▸ **PROBLEM TO SOLVE**: Print all of the entries exactly, minus the pictures.

▸ **DATASET EXCERPTS**:
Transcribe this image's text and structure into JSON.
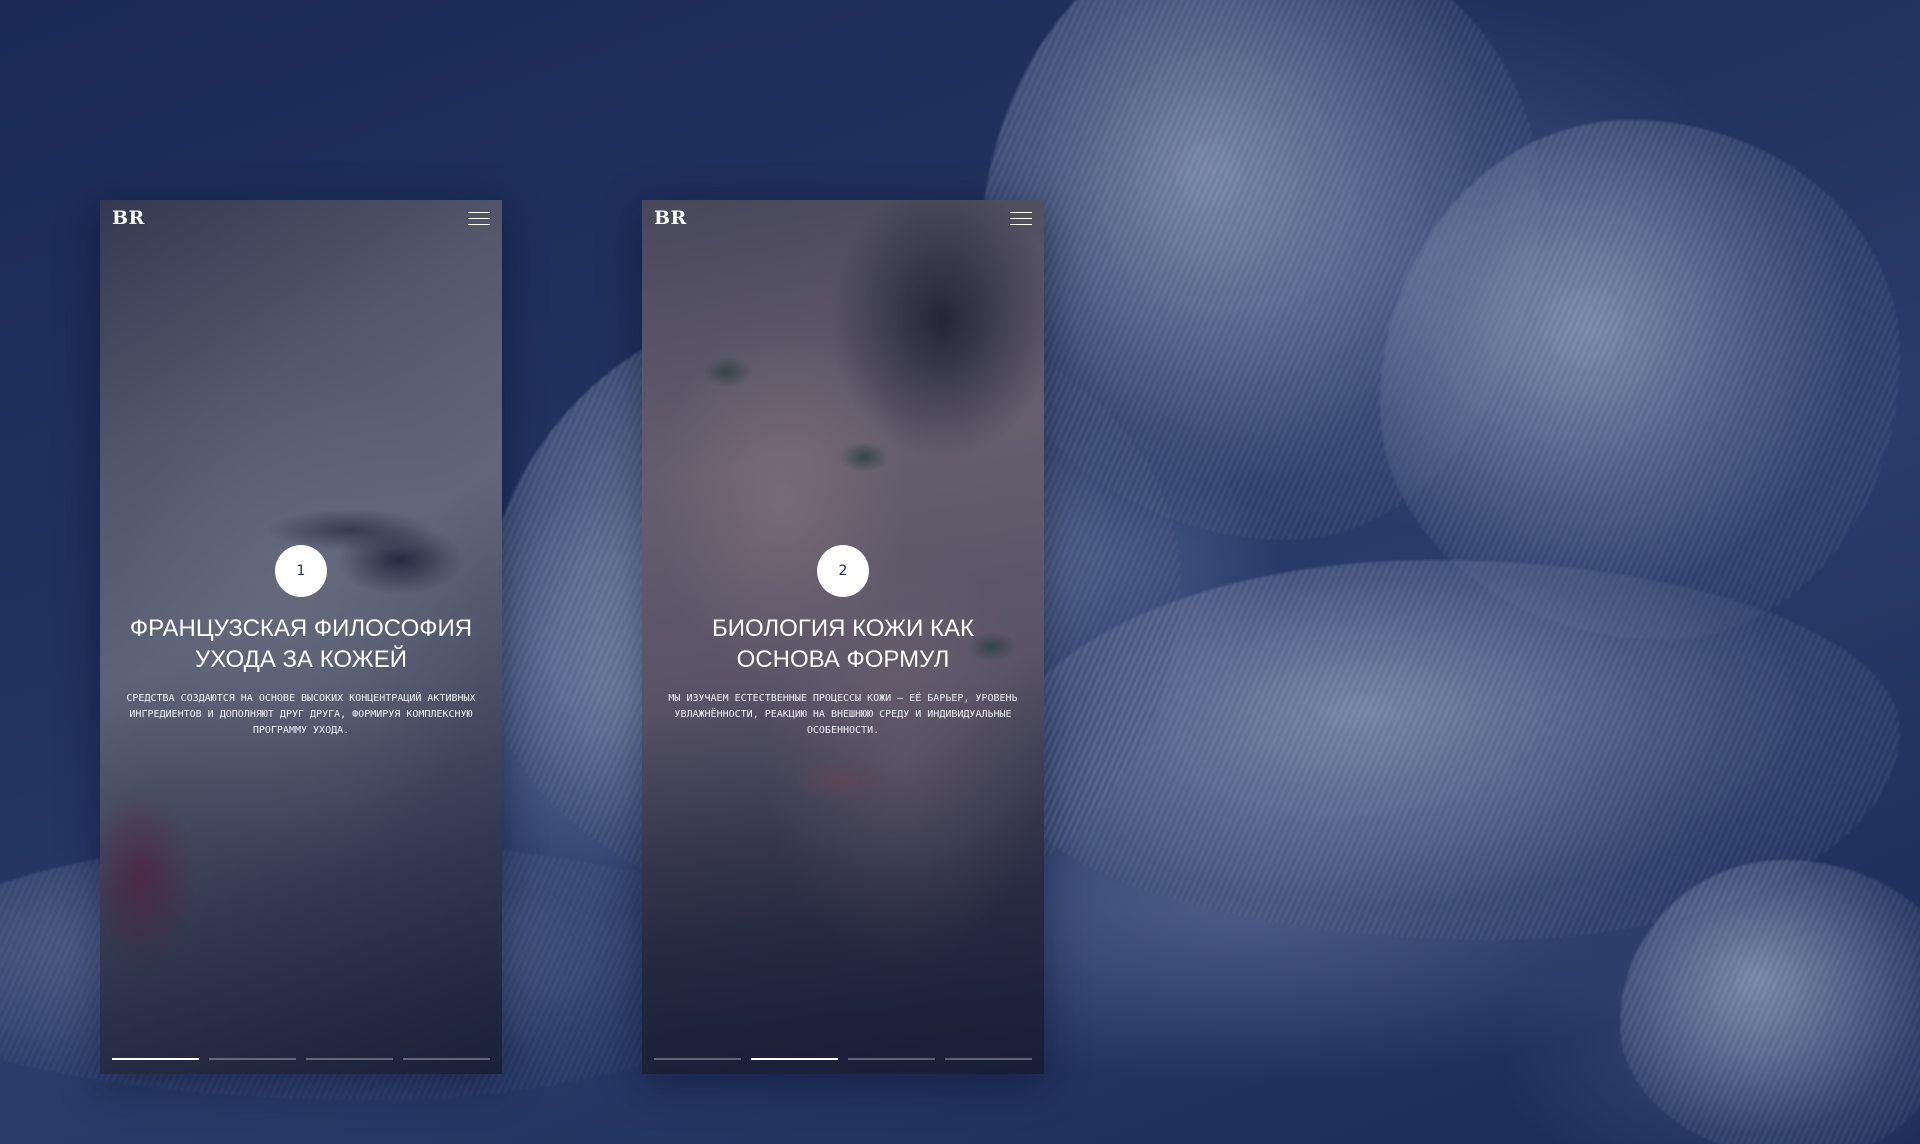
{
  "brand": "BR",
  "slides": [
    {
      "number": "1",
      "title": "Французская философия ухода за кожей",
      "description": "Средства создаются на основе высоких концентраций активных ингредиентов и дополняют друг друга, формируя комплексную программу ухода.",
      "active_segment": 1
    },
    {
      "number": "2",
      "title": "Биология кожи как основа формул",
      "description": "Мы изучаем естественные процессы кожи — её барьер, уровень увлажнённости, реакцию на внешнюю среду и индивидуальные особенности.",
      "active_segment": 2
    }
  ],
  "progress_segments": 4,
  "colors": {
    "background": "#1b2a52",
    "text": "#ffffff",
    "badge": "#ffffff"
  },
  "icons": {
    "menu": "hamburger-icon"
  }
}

▸ **ANSWER SECTION**:
Transcribe this image's text and structure into JSON.
{
  "brand": "BR",
  "slides": [
    {
      "number": "1",
      "title": "Французская философия ухода за кожей",
      "description": "Средства создаются на основе высоких концентраций активных ингредиентов и дополняют друг друга, формируя комплексную программу ухода.",
      "active_segment": 1
    },
    {
      "number": "2",
      "title": "Биология кожи как основа формул",
      "description": "Мы изучаем естественные процессы кожи — её барьер, уровень увлажнённости, реакцию на внешнюю среду и индивидуальные особенности.",
      "active_segment": 2
    }
  ],
  "progress_segments": 4,
  "colors": {
    "background": "#1b2a52",
    "text": "#ffffff",
    "badge": "#ffffff"
  },
  "icons": {
    "menu": "hamburger-icon"
  }
}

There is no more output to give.